Most of these changes were superficial, but one was not. Magie’s original concept included two sets of rules representing the difference between a Georgist and capitalist economy. By one set, players tried to produce equity through a single land tax, such that wealth was evenly distributed and winning the game a collective achievement. By the other, players tried to build monopolies and fleece their opponents. As is obvious, Darrow favored set two. What Magie intended as a forecast of disaster became Monopoly’s sole objective.
In November 1935, George Parker visited Magie and finally offered to buy her patent. The offer wasn’t about restitution, but rather part of a corporate strategy to absorb games that threatened Monopoly’s monopoly: Easy Money, Finance, Inflation, and, of course, Magie’s Landlord’s Game. To sweeten the deal, Parker promised that his company would not only market The Landlord’s Game, but also develop two new games of Magie’s design. Magie agreed, and Parker Brothers did as promised, though without much oomph. The Landlord’s Game received little press, and Magie’s subsequent games, King’s Men and Bargain Day, fared poorly. Monopoly, on the other hand, went global.

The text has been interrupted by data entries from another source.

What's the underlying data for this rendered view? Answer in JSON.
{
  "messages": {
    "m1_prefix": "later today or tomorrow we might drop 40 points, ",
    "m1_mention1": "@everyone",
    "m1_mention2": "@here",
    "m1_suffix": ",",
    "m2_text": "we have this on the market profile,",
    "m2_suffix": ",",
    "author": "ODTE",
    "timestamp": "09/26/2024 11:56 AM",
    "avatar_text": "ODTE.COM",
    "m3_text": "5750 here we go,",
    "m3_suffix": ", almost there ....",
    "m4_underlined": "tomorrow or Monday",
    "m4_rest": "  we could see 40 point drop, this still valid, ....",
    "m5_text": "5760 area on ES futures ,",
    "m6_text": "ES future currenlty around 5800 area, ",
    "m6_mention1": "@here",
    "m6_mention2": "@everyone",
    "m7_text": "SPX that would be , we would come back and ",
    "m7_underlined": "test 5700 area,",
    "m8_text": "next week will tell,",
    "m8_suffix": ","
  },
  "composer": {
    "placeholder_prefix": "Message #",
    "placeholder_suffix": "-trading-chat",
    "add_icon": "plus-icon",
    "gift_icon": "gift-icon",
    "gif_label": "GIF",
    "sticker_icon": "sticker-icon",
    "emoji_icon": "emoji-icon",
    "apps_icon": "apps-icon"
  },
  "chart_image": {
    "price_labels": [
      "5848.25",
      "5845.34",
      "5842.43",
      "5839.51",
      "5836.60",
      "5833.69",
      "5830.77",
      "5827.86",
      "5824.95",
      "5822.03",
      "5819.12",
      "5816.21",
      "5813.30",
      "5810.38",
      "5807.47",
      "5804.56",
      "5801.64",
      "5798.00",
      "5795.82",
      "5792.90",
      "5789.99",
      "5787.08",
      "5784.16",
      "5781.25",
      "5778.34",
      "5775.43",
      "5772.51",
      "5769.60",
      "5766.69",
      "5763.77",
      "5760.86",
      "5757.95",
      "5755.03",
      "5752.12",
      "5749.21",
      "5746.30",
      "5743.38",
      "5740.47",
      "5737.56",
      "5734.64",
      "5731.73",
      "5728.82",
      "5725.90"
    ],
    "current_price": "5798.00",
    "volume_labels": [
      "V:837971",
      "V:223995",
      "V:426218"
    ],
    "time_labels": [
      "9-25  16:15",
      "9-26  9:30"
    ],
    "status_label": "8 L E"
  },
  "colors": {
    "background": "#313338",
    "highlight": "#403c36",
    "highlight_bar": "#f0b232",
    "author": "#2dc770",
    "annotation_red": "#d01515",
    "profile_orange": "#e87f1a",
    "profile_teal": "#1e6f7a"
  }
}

Parker Brothers president Robert Barton later admitted, “Whether [Darrow] got it all from Magie Phillips, whether he got it from somewhere else, we didn’t know. And we cared very little.” Darrow glibly lied, Parker Brothers pretended ignorance, and the collusion worked perfectly for decades. After the umpteenth interview in which Darrow repeated Monopoly’s fake origin story, in 1964, one of his former dinner party friends wrote a letter to the show’s producer, WRCV-TV in Philadelphia. He described precisely where Darrow got the game, and noted the irritation of everyone involved. The letter writer concludes, “There is nothing to be gained by writing you this letter except, perhaps, to vent my feelings and point out . . . that everything in this world is not what it seems to be.”
This entire story would have been lost had Parker Brothers not decided to pursue legal action against a Berkeley economist, Ralph Anspach, who began marketing a game he called Anti-Monopoly in 1973. Parker Brothers (by then owned by General Mills) sent Anspach a frightening cease and desist letter. Anspach thought the grounds ridiculous: no one would ever confuse his scrappy Anti-Monopoly (originally christened “Bust the Trust”) with the global sensation Monopoly — so rather than ceasing and desisting, he began digging up the history of the game, to see if there were grounds to contest Parker Brothers’ copyright claim. Indeed, there were. When Anspach realized Parker Brothers was defending a patent built on a house of cards, he took the company to court. The role of Lizzie Magie was a happy research surprise. As for the flip flop at the center of the story — a homemade, anti-capitalist game created by a woman becomes a mass-produced uber-capitalist game that profits a man — that part wasn’t much of a surprise at all.
Dec 21, 2023